TW: What are some benefits attendees bring back to their companies?
PM: We always have at least half a day of leadership training. There was one time we had an accountant who taught us different things that we needed to look at to measure profitability. Another year we had someone with a PR background who taught us how to sell ourselves.
This year we have Alex Goldfayn, CEO of Evangelist Marketing Institute. His message will be on selling tips and strategies, and how to direct sales people. So hopefully what attendees leave with is a different way to look at a sales strategy. Maybe a different way to talk to their peers.
Also, the (sponsor) always has a keynote speaker who shares their experience on leadership or their tenure within the company. What we hope is that it is inspirational. Attendees can take that home and build with it.
TW: What can first-time attendees expect?
PM: We have a first time attendee lunch. That’s always a great thing because it’s only the new people and the YE board members. We’ll explain what they should expect, and during lunch, the board members will discuss different issues in an effort to get to know the new attendees. It might be, “Hey, where did you travel in from and how was the travel?” or “What are you looking forward to/getting out of this?” or “what are your roles?” It’s a networking opportunity.
TW: What can returning attendees expect?
PM: Networking is something that’s always one of the biggest takeaways. Hopefully this time everybody walks away with something tangible. It might just be one thing, but hopefully they take that one thing back and try to implement it within their business.
The second or third time someone comes, hopefully they are seeing the same people and exchanging email addresses or phone numbers. From there, hopefully whenever they run into an issue back home, they can say “Hey I’m going to call this person because I met them at YE and maybe they ran into this issue before.”
TW: Are there any popular returning seminars?
PM: The majority of people that come typically are in a sales role. Naturally a lot of requests for seminars or training are built around sales. I think this year one thing that’s going to be neat is Oatey, and I don’t know how they did it, but they have actually reserved the Rock and Roll Hall of Fame for us for dinner, and we’ll be able to walk around in the Hall of Fame all to ourselves. So I think that’s definitely cool!
TW: What are the benefits of hosting the event in Cleveland?
PM: It’s a central location in the U.S., so hopefully it’s easy for people to get there. When we’re looking at locations, we work with the supplier partner that’s going to be the sponsor and find out from them what’s available. For instance, next year we’re going to partner with American Standard, which is in New Jersey, but the company has two showrooms in Manhattan, so we will take a trip to those. We try to work with the supplier partner to find out from them what message they want to get across. What facility do they want to show off? That’s really what we’re looking for; we want to be able to work for them.

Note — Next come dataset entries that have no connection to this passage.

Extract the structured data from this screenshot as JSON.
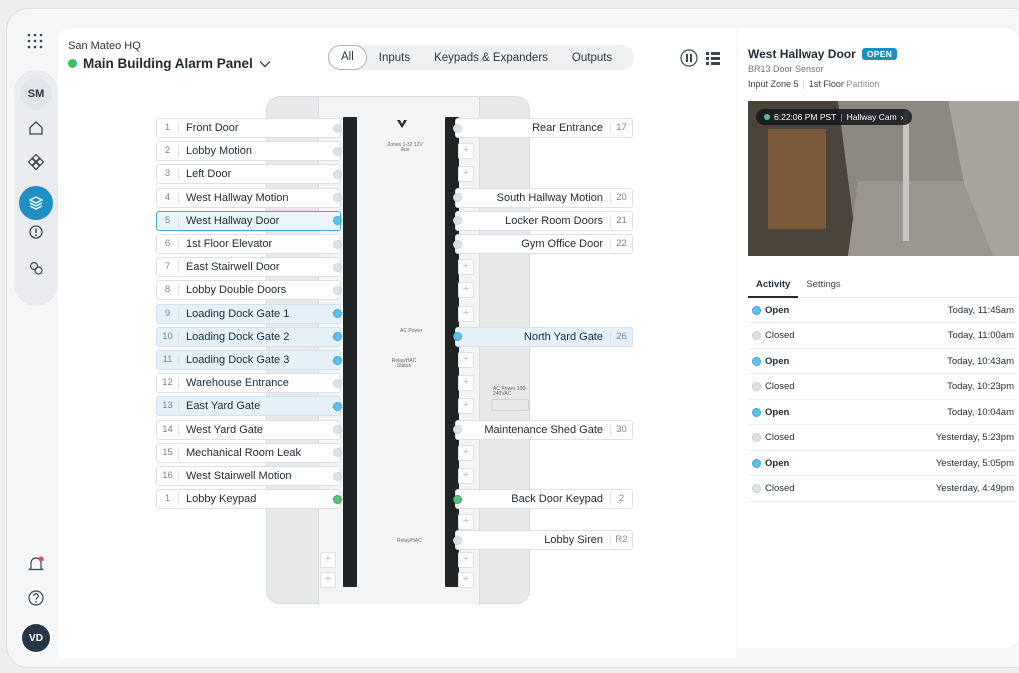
{
  "header": {
    "site": "San Mateo HQ",
    "panel_name": "Main Building Alarm Panel",
    "panel_status_color": "#3bbf6a"
  },
  "filter_tabs": [
    {
      "label": "All",
      "active": true
    },
    {
      "label": "Inputs",
      "active": false
    },
    {
      "label": "Keypads & Expanders",
      "active": false
    },
    {
      "label": "Outputs",
      "active": false
    }
  ],
  "sidebar": {
    "user_initials": "SM",
    "account_initials": "VD",
    "items": [
      "home-icon",
      "modules-icon",
      "alarm-panel-icon",
      "alert-icon",
      "integrations-icon"
    ],
    "notification_icon": "bell-icon",
    "help_icon": "help-icon"
  },
  "device": {
    "board_labels": [
      "Zones 1-32 12V Aux",
      "AC Power",
      "Relay/HAC Status",
      "AC Power 100-240VAC",
      "Relay/HAC"
    ]
  },
  "left_zones": [
    {
      "num": "1",
      "label": "Front Door",
      "state": "idle"
    },
    {
      "num": "2",
      "label": "Lobby Motion",
      "state": "idle"
    },
    {
      "num": "3",
      "label": "Left Door",
      "state": "idle"
    },
    {
      "num": "4",
      "label": "West Hallway Motion",
      "state": "idle"
    },
    {
      "num": "5",
      "label": "West Hallway Door",
      "state": "selected"
    },
    {
      "num": "6",
      "label": "1st Floor Elevator",
      "state": "idle"
    },
    {
      "num": "7",
      "label": "East Stairwell Door",
      "state": "idle"
    },
    {
      "num": "8",
      "label": "Lobby Double Doors",
      "state": "idle"
    },
    {
      "num": "9",
      "label": "Loading Dock Gate 1",
      "state": "open"
    },
    {
      "num": "10",
      "label": "Loading Dock Gate 2",
      "state": "open"
    },
    {
      "num": "11",
      "label": "Loading Dock Gate 3",
      "state": "open"
    },
    {
      "num": "12",
      "label": "Warehouse Entrance",
      "state": "idle"
    },
    {
      "num": "13",
      "label": "East Yard Gate",
      "state": "open"
    },
    {
      "num": "14",
      "label": "West Yard Gate",
      "state": "idle"
    },
    {
      "num": "15",
      "label": "Mechanical Room Leak",
      "state": "idle"
    },
    {
      "num": "16",
      "label": "West Stairwell Motion",
      "state": "idle"
    },
    {
      "num": "1",
      "label": "Lobby Keypad",
      "state": "keypad"
    }
  ],
  "right_zones": [
    {
      "num": "17",
      "label": "Rear Entrance",
      "state": "idle"
    },
    {
      "num": "20",
      "label": "South Hallway Motion",
      "state": "idle"
    },
    {
      "num": "21",
      "label": "Locker Room Doors",
      "state": "idle"
    },
    {
      "num": "22",
      "label": "Gym Office Door",
      "state": "idle"
    },
    {
      "num": "26",
      "label": "North Yard Gate",
      "state": "open"
    },
    {
      "num": "30",
      "label": "Maintenance Shed Gate",
      "state": "idle"
    },
    {
      "num": "2",
      "label": "Back Door Keypad",
      "state": "keypad"
    },
    {
      "num": "R2",
      "label": "Lobby Siren",
      "state": "idle"
    }
  ],
  "detail": {
    "title": "West Hallway Door",
    "status_badge": "OPEN",
    "badge_color": "#1d8fc2",
    "subtitle": "BR13 Door Sensor",
    "input_zone": "Input Zone 5",
    "partition_bold": "1st Floor",
    "partition_rest": "Partition",
    "camera_time": "6:22:06 PM PST",
    "camera_name": "Hallway Cam",
    "tabs": [
      {
        "label": "Activity",
        "active": true
      },
      {
        "label": "Settings",
        "active": false
      }
    ],
    "activity": [
      {
        "state": "Open",
        "time": "Today, 11:45am"
      },
      {
        "state": "Closed",
        "time": "Today, 11:00am"
      },
      {
        "state": "Open",
        "time": "Today, 10:43am"
      },
      {
        "state": "Closed",
        "time": "Today, 10:23pm"
      },
      {
        "state": "Open",
        "time": "Today, 10:04am"
      },
      {
        "state": "Closed",
        "time": "Yesterday, 5:23pm"
      },
      {
        "state": "Open",
        "time": "Yesterday, 5:05pm"
      },
      {
        "state": "Closed",
        "time": "Yesterday, 4:49pm"
      }
    ]
  }
}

TW: What is the focus more on: leadership or networking?
PM: If someone is attending the Forum, then somebody within that company, be it a manufacturer, distributor, or rep agency, saw something in that individual worth investing time and money in. They want that person to hopefully grow and become more well rounded. This is a time where we can learn about something.
The training seminar is key, but there is something to networking with your peers. There’s something to talking to somebody who is a non-competitor. I’m based out of Texas, and for me to call up someone in Ohio or Connecticut and say “I have this issue, what do you do about that?” is valuable to me. That happens because of networking. That happens because we have roundtable discussions, and you grow those relationships.
The training seminar is what we like to highlight, but at the same time the networking piece cannot be undervalued.